Here’s a lousy idea — decriminalizing domestic violence, as Topeka, Kansas authorities are considering.
For the past few weeks, New York has been watching the trial of a Barbara Sheehan, a policeman’s wife, who shot her husband after years of abuse.
I wish we’d re-name domestic violence for what it really is — intimate terrorism. The victims who survive it suffer hidden, constant, terrifying abuse few of us could possibly imagine, let alone overcome.
Her lawyer is Michael Dowd, known nationally in the U.S. as the go-to guy for these horrific cases. From a recent profile of him in The New York Times:
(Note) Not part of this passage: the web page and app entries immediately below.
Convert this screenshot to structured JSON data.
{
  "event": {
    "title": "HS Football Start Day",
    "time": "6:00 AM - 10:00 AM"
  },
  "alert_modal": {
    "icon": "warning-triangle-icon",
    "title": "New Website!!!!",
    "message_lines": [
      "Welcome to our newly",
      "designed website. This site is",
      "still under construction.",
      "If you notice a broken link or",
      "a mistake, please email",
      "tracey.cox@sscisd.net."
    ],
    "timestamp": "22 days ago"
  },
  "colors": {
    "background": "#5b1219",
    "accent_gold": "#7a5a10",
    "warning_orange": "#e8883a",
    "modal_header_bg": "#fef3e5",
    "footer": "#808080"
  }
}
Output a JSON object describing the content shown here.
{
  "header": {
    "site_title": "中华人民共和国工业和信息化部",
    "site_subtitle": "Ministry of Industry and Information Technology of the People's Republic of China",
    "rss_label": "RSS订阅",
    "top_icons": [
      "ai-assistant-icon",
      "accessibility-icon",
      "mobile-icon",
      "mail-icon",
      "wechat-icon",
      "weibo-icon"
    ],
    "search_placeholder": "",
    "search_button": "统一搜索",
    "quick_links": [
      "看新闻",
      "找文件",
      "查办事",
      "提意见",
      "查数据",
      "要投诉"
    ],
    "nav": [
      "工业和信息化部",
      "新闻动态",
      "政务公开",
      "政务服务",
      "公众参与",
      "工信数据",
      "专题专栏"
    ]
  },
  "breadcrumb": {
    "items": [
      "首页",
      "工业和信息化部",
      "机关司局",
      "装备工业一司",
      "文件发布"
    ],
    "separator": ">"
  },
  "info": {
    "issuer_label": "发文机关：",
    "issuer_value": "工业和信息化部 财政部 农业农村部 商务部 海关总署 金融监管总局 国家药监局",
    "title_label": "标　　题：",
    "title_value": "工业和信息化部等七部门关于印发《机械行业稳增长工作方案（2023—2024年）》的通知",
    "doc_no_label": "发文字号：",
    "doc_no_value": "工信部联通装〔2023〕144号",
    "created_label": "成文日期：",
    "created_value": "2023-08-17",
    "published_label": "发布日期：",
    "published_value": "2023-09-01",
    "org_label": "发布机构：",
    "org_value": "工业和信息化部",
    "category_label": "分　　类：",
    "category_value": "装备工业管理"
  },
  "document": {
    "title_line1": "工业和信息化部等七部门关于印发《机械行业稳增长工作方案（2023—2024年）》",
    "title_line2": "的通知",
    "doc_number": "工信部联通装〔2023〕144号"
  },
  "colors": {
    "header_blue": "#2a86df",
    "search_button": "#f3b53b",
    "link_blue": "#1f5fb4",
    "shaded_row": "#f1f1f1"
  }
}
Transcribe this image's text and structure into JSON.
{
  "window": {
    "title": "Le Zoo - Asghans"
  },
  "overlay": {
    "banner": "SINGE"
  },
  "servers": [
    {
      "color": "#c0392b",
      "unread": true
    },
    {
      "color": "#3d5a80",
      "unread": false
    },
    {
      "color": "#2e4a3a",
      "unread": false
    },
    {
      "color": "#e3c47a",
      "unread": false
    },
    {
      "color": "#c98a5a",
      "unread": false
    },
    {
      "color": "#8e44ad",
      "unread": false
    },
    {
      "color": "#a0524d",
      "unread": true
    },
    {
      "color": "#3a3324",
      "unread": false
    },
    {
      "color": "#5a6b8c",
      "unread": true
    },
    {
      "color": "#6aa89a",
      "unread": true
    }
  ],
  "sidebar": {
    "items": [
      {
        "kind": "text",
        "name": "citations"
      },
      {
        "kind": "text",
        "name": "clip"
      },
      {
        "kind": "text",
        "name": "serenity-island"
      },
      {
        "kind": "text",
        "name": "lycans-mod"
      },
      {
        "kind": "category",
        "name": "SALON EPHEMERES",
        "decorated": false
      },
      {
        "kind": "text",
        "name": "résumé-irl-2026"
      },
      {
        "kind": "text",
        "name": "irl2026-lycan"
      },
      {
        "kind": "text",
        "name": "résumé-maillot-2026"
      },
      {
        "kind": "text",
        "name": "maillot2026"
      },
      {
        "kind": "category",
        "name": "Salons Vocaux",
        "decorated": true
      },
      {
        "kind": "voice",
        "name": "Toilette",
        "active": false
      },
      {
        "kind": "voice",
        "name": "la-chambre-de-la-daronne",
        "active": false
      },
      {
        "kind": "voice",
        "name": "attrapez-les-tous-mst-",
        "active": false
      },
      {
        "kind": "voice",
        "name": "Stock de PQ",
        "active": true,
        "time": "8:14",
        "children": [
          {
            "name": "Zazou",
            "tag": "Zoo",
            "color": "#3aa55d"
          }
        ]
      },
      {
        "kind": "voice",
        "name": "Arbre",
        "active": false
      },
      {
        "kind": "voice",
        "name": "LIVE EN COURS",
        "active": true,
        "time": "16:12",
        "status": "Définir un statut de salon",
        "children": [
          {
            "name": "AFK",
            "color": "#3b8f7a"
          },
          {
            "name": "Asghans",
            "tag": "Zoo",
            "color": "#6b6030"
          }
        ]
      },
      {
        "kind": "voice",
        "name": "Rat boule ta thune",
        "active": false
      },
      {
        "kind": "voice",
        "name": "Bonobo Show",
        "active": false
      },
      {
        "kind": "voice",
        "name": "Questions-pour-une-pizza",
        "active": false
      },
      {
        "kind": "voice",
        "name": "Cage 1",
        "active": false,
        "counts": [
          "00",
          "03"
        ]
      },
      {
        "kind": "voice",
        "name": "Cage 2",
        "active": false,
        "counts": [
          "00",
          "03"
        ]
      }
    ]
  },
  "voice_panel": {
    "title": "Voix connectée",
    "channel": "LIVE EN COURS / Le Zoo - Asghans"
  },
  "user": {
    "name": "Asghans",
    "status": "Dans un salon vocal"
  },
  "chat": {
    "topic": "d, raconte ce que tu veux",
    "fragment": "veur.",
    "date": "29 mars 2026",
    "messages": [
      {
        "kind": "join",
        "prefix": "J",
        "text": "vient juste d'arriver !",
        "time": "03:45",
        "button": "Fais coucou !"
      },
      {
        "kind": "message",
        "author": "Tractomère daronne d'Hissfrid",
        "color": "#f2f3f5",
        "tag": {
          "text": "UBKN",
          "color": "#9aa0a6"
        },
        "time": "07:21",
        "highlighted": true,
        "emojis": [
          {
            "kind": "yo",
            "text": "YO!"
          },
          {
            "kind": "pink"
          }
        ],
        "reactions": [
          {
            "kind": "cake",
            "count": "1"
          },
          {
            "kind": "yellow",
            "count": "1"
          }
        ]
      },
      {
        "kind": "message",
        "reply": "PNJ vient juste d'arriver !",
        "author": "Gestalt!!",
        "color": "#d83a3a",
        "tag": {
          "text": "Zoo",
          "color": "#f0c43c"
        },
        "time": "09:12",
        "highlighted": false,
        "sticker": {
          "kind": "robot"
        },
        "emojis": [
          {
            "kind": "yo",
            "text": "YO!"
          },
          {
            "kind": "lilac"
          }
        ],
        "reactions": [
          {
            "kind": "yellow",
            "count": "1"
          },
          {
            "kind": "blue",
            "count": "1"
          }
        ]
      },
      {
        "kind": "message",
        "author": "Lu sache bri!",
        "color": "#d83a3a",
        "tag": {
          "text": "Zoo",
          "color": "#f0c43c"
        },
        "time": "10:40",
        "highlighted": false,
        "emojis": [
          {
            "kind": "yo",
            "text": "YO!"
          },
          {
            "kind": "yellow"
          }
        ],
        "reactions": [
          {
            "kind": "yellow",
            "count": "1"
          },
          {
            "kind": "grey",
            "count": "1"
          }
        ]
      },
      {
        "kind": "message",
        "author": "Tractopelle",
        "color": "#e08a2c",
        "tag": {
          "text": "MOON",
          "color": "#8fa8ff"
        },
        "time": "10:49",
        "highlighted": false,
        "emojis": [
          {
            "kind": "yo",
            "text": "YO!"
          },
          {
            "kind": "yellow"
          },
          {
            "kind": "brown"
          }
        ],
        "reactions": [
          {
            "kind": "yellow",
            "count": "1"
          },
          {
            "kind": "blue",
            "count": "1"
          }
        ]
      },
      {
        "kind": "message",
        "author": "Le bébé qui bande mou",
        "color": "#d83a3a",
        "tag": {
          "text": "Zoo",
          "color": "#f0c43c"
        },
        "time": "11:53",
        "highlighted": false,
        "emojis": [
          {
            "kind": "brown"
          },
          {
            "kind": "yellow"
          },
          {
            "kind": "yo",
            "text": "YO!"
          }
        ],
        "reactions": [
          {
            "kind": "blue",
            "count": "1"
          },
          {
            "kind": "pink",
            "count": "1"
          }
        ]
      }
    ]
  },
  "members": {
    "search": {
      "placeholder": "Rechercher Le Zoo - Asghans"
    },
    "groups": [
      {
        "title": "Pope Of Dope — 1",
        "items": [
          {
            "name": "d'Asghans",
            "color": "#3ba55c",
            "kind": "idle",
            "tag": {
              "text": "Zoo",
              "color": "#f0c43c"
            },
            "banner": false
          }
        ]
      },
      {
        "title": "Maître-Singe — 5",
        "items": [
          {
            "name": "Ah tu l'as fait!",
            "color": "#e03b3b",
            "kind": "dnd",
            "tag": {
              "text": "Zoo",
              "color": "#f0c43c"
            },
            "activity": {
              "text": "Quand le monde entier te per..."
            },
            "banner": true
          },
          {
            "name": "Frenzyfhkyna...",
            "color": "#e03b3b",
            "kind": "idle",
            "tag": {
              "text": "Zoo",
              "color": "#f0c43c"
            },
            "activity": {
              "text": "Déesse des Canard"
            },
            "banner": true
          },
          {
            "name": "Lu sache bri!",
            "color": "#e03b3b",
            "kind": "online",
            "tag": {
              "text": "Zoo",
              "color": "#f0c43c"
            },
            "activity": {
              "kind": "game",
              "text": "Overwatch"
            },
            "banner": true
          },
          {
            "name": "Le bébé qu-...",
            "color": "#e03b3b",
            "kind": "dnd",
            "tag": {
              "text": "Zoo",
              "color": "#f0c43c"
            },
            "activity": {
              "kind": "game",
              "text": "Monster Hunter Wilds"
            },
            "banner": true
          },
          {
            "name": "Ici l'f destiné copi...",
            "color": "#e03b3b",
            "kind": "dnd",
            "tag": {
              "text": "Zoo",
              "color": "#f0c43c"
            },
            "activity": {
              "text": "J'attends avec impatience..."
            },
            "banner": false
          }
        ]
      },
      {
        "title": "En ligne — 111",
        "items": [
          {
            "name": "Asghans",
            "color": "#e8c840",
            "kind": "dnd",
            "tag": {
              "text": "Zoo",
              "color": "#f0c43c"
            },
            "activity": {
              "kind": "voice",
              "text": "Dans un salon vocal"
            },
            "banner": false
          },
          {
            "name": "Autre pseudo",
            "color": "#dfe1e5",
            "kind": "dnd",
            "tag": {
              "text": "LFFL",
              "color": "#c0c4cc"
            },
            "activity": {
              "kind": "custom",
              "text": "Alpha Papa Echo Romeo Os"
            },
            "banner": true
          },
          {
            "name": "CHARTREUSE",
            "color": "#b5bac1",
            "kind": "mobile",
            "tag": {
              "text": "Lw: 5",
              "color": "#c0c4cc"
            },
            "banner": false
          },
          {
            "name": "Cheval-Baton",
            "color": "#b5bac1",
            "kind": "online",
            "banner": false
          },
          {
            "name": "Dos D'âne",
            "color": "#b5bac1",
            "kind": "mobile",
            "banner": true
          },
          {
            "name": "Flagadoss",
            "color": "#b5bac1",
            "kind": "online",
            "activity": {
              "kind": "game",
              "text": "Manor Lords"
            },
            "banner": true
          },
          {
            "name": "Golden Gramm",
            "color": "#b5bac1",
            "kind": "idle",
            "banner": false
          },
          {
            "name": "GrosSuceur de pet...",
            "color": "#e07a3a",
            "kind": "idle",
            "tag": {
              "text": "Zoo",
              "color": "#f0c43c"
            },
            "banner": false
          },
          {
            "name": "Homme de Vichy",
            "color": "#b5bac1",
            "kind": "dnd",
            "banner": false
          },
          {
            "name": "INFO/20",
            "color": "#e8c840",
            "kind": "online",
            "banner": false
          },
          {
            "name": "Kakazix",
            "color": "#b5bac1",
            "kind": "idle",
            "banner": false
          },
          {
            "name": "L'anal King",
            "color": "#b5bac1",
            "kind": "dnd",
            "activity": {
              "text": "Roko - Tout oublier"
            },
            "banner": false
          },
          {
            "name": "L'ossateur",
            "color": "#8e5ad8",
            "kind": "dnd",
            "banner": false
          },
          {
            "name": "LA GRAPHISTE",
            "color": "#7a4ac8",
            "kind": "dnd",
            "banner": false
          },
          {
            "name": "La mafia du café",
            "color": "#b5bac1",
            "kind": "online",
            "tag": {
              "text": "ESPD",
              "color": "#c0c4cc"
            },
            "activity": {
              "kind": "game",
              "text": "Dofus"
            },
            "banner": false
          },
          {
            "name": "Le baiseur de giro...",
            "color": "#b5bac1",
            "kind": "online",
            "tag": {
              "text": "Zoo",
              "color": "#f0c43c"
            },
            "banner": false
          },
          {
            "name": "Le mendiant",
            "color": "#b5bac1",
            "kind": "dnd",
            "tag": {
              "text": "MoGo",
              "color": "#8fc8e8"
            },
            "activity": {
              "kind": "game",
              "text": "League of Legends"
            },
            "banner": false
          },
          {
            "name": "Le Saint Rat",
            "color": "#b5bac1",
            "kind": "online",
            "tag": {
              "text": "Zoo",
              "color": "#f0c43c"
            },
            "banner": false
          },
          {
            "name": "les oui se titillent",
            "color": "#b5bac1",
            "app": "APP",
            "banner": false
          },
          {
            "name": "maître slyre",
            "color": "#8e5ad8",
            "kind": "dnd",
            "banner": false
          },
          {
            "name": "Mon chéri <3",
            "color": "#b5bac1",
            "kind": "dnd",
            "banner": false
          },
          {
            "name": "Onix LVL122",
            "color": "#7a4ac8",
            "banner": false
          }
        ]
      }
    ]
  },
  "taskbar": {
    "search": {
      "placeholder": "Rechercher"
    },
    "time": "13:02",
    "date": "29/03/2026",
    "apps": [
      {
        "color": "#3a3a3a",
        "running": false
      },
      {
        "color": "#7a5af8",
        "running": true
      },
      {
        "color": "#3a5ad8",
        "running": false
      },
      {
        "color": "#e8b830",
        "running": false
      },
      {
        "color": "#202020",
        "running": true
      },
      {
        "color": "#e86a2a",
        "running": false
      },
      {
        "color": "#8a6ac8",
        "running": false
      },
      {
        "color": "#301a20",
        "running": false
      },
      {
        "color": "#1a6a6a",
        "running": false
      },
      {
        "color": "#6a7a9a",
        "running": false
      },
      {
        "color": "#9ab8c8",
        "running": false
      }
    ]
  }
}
For the last 30 years, Mr. Dowd has defended battered women who have killed their husbands, sometimes with a carving knife, a semi-automatic handgun or a machete. He has done so many of these cases that he has been called the “black widow lawyer” by some of his peers.
“It is very emotionally difficult to take such cases; they really get to me,” said Mr. Dowd, 69, who addresses the court in an avuncular, booming voice that seems calculated to disarm jurors. “This may be my last one.”
For Mr. Dowd, his seminal battered-woman case occurred in 1987, when he marshaled a self-defense argument to secure an acquittal for Karen Straw, a Queens woman who stabbed her husband to death after he had raped her at knife point in front of her two children. Ms. Straw had sought a protection order, and the case drew national attention to the moral conundrum of abused women who kill their aggressors.
Mr. Dowd, the father of three daughters, has since defended nearly two dozen women who have killed their husbands; only one served prison time, and the rest were either exonerated or received lesser sentences. His main legal weapon has been the so-called battered-woman defense, in which the abused woman who has killed her spouse recounts the horrors of her abuse in graphic detail to prove to the jury that she reasonably feared for her life.
I interviewed Dowd for my book about women and guns, “Blown Away”, which included the toxic effects of gun violence on women’s lives (in addition to the legal pleasures of gun use for women.) These women, he told me in 2003, are more like soldiers in combat — facing constant threats to their life — than wives.
I came away better understanding when and why some women finally choose to kill their abusers, usually someone who has been tormenting them, physically and psychologically — and threatening her family, friends, children and pets with violence or annihilation — for years, if not decades. This was the case for Sheehan, as well.
I spoke to several of these women for my book. While in a bathroom in a Texas library, one woman told me her tale, of the husband who kept a loaded shotgun beneath his side of the bed and of her own father who refused to give her shelter or financial help to allow her to flee.
Or the woman who, trying to flee her abusive Midwestern husband, parked her car in a friend’s garage to hide her location, but he hunted her and found her. She shot him at point-blank range. She did not go to prison.
Why don’t these women “just leave”?
Because when they do, their enraged male partners hunt them down and kill them.
Sheehan, after a deadlocked jury kept deliberating, was acquitted this week.